#### EXERCISE DESCRIPTION
Without the pictures, return each record as it appears.

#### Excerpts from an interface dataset
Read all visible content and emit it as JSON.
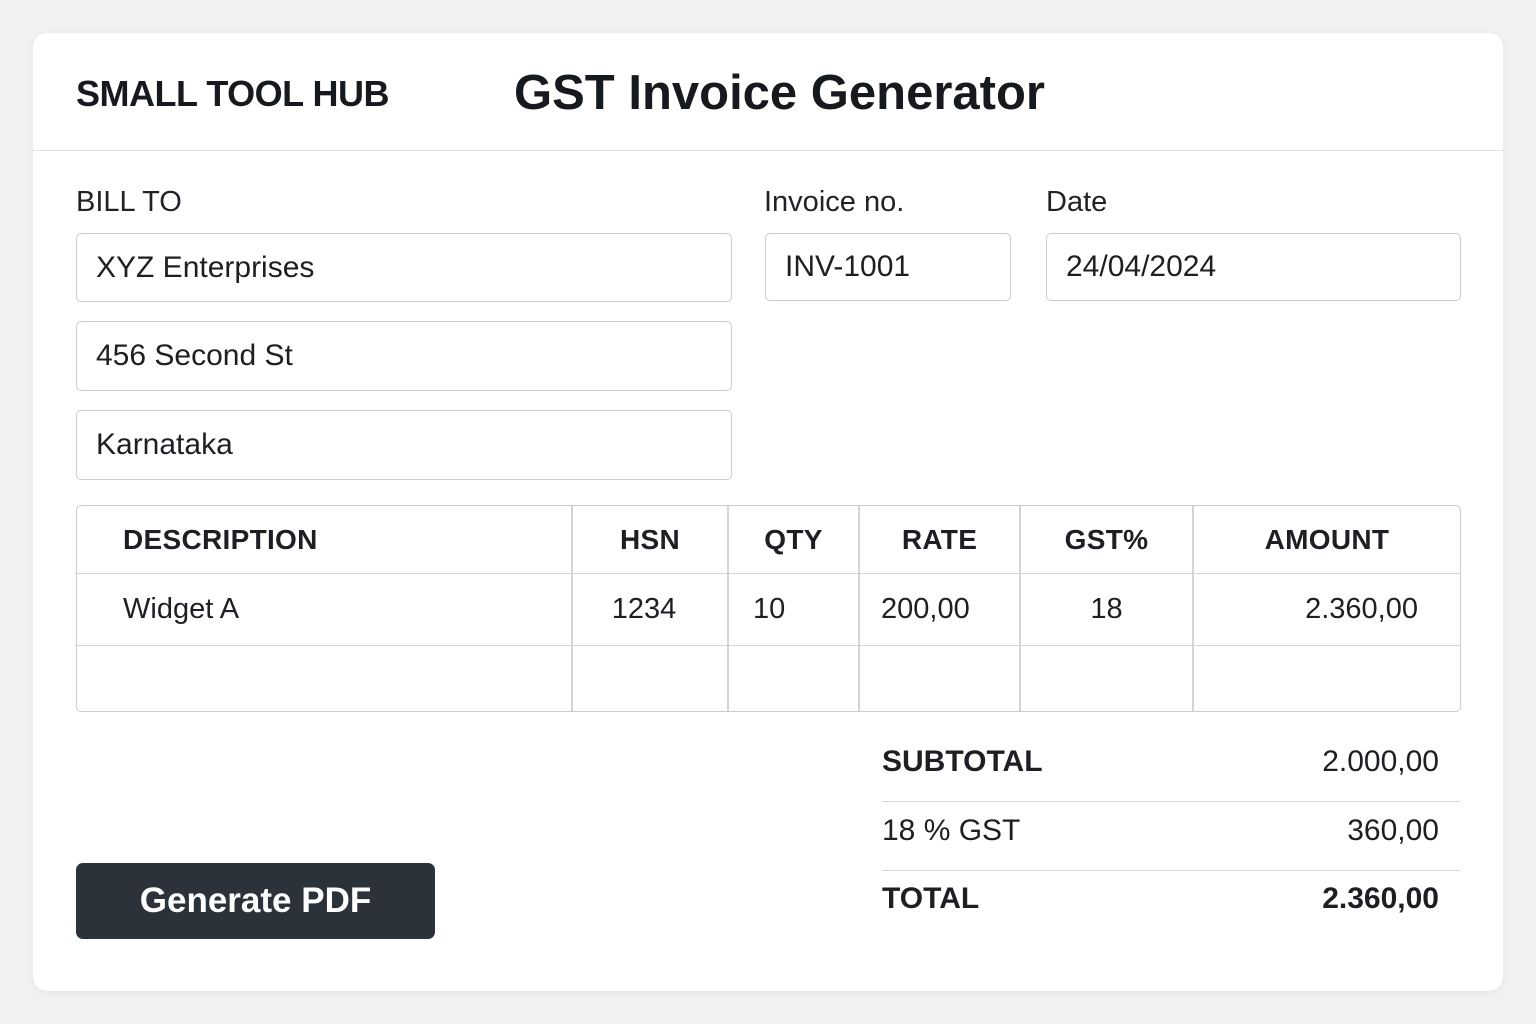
{
  "header": {
    "brand": "SMALL TOOL HUB",
    "title": "GST Invoice Generator"
  },
  "bill_to": {
    "label": "BILL TO",
    "name": "XYZ Enterprises",
    "address": "456 Second St",
    "state": "Karnataka"
  },
  "invoice": {
    "number_label": "Invoice no.",
    "number": "INV-1001",
    "date_label": "Date",
    "date": "24/04/2024"
  },
  "table": {
    "columns": [
      "DESCRIPTION",
      "HSN",
      "QTY",
      "RATE",
      "GST%",
      "AMOUNT"
    ],
    "rows": [
      [
        "Widget A",
        "1234",
        "10",
        "200,00",
        "18",
        "2.360,00"
      ],
      [
        "",
        "",
        "",
        "",
        "",
        ""
      ]
    ]
  },
  "totals": {
    "subtotal_label": "SUBTOTAL",
    "subtotal": "2.000,00",
    "gst_label": "18 % GST",
    "gst": "360,00",
    "total_label": "TOTAL",
    "total": "2.360,00"
  },
  "actions": {
    "generate_label": "Generate PDF"
  }
}
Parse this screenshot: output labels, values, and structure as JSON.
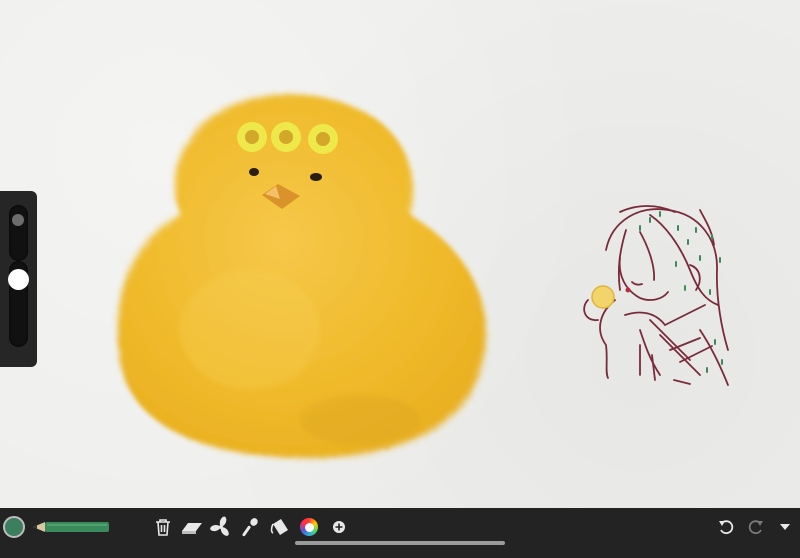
{
  "app": {
    "brush_color": "#3b7f5f",
    "toolbar": {
      "tools": [
        {
          "name": "color-swatch",
          "icon": "color-circle"
        },
        {
          "name": "pencil-tool",
          "icon": "pencil-icon"
        },
        {
          "name": "trash-button",
          "icon": "trash-icon"
        },
        {
          "name": "eraser-button",
          "icon": "eraser-icon"
        },
        {
          "name": "smudge-button",
          "icon": "fan-icon"
        },
        {
          "name": "airbrush-button",
          "icon": "airbrush-icon"
        },
        {
          "name": "fill-button",
          "icon": "bucket-icon"
        },
        {
          "name": "color-wheel-button",
          "icon": "color-wheel-icon"
        },
        {
          "name": "add-button",
          "icon": "plus-icon"
        },
        {
          "name": "undo-button",
          "icon": "undo-icon"
        },
        {
          "name": "redo-button",
          "icon": "redo-icon"
        },
        {
          "name": "menu-button",
          "icon": "chevron-down-icon"
        }
      ]
    },
    "sliders": {
      "brush_size_level": 0.1,
      "opacity_level": 0.15
    },
    "colors": {
      "toolbar_bg": "#232323",
      "canvas_bg": "#eeeeec",
      "chick_yellow": "#f0bd2e",
      "sketch_line": "#7a2b3a"
    }
  }
}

#### RESULT
Read all visible content and emit it as JSON.
{
  "header": {
    "brand": "SMALL TOOL HUB",
    "title": "GST Invoice Generator"
  },
  "bill_to": {
    "label": "BILL TO",
    "name": "XYZ Enterprises",
    "address": "456 Second St",
    "state": "Karnataka"
  },
  "invoice": {
    "number_label": "Invoice no.",
    "number": "INV-1001",
    "date_label": "Date",
    "date": "24/04/2024"
  },
  "table": {
    "columns": [
      "DESCRIPTION",
      "HSN",
      "QTY",
      "RATE",
      "GST%",
      "AMOUNT"
    ],
    "rows": [
      [
        "Widget A",
        "1234",
        "10",
        "200,00",
        "18",
        "2.360,00"
      ],
      [
        "",
        "",
        "",
        "",
        "",
        ""
      ]
    ]
  },
  "totals": {
    "subtotal_label": "SUBTOTAL",
    "subtotal": "2.000,00",
    "gst_label": "18 % GST",
    "gst": "360,00",
    "total_label": "TOTAL",
    "total": "2.360,00"
  },
  "actions": {
    "generate_label": "Generate PDF"
  }
}
Parse this screenshot: output labels, values, and structure as JSON.
{
  "app": {
    "brush_color": "#3b7f5f",
    "toolbar": {
      "tools": [
        {
          "name": "color-swatch",
          "icon": "color-circle"
        },
        {
          "name": "pencil-tool",
          "icon": "pencil-icon"
        },
        {
          "name": "trash-button",
          "icon": "trash-icon"
        },
        {
          "name": "eraser-button",
          "icon": "eraser-icon"
        },
        {
          "name": "smudge-button",
          "icon": "fan-icon"
        },
        {
          "name": "airbrush-button",
          "icon": "airbrush-icon"
        },
        {
          "name": "fill-button",
          "icon": "bucket-icon"
        },
        {
          "name": "color-wheel-button",
          "icon": "color-wheel-icon"
        },
        {
          "name": "add-button",
          "icon": "plus-icon"
        },
        {
          "name": "undo-button",
          "icon": "undo-icon"
        },
        {
          "name": "redo-button",
          "icon": "redo-icon"
        },
        {
          "name": "menu-button",
          "icon": "chevron-down-icon"
        }
      ]
    },
    "sliders": {
      "brush_size_level": 0.1,
      "opacity_level": 0.15
    },
    "colors": {
      "toolbar_bg": "#232323",
      "canvas_bg": "#eeeeec",
      "chick_yellow": "#f0bd2e",
      "sketch_line": "#7a2b3a"
    }
  }
}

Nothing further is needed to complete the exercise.